:: Given data

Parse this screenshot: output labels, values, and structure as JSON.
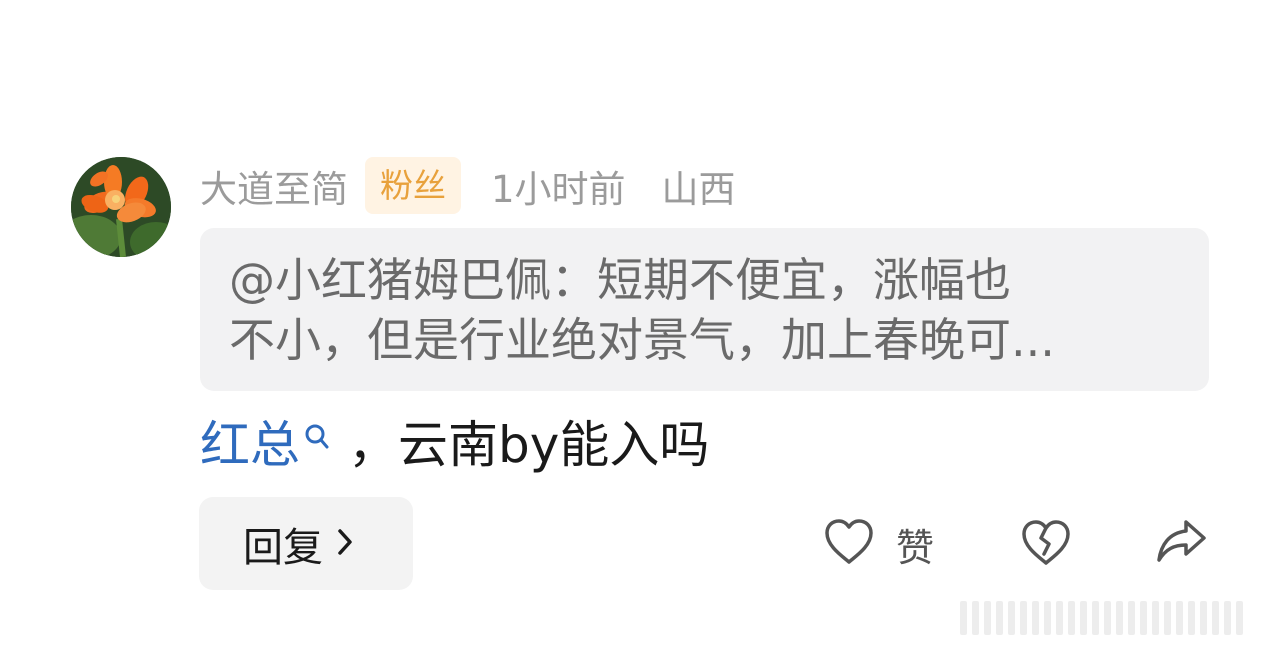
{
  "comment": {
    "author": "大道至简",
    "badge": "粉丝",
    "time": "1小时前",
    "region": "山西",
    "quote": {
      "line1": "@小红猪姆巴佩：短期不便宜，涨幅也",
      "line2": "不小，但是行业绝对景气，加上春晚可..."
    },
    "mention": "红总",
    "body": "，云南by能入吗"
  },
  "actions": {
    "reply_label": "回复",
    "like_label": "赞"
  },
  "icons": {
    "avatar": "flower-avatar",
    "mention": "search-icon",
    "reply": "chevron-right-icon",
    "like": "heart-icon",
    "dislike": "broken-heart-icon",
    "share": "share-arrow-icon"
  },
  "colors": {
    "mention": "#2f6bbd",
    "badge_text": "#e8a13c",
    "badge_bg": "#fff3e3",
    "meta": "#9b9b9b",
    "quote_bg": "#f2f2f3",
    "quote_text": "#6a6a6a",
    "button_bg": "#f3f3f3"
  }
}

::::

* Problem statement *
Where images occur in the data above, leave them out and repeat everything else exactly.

* Problem solution *
Parse this screenshot: output labels, values, and structure as JSON.
{
  "comment": {
    "author": "大道至简",
    "badge": "粉丝",
    "time": "1小时前",
    "region": "山西",
    "quote": {
      "line1": "@小红猪姆巴佩：短期不便宜，涨幅也",
      "line2": "不小，但是行业绝对景气，加上春晚可..."
    },
    "mention": "红总",
    "body": "，云南by能入吗"
  },
  "actions": {
    "reply_label": "回复",
    "like_label": "赞"
  },
  "icons": {
    "avatar": "flower-avatar",
    "mention": "search-icon",
    "reply": "chevron-right-icon",
    "like": "heart-icon",
    "dislike": "broken-heart-icon",
    "share": "share-arrow-icon"
  },
  "colors": {
    "mention": "#2f6bbd",
    "badge_text": "#e8a13c",
    "badge_bg": "#fff3e3",
    "meta": "#9b9b9b",
    "quote_bg": "#f2f2f3",
    "quote_text": "#6a6a6a",
    "button_bg": "#f3f3f3"
  }
}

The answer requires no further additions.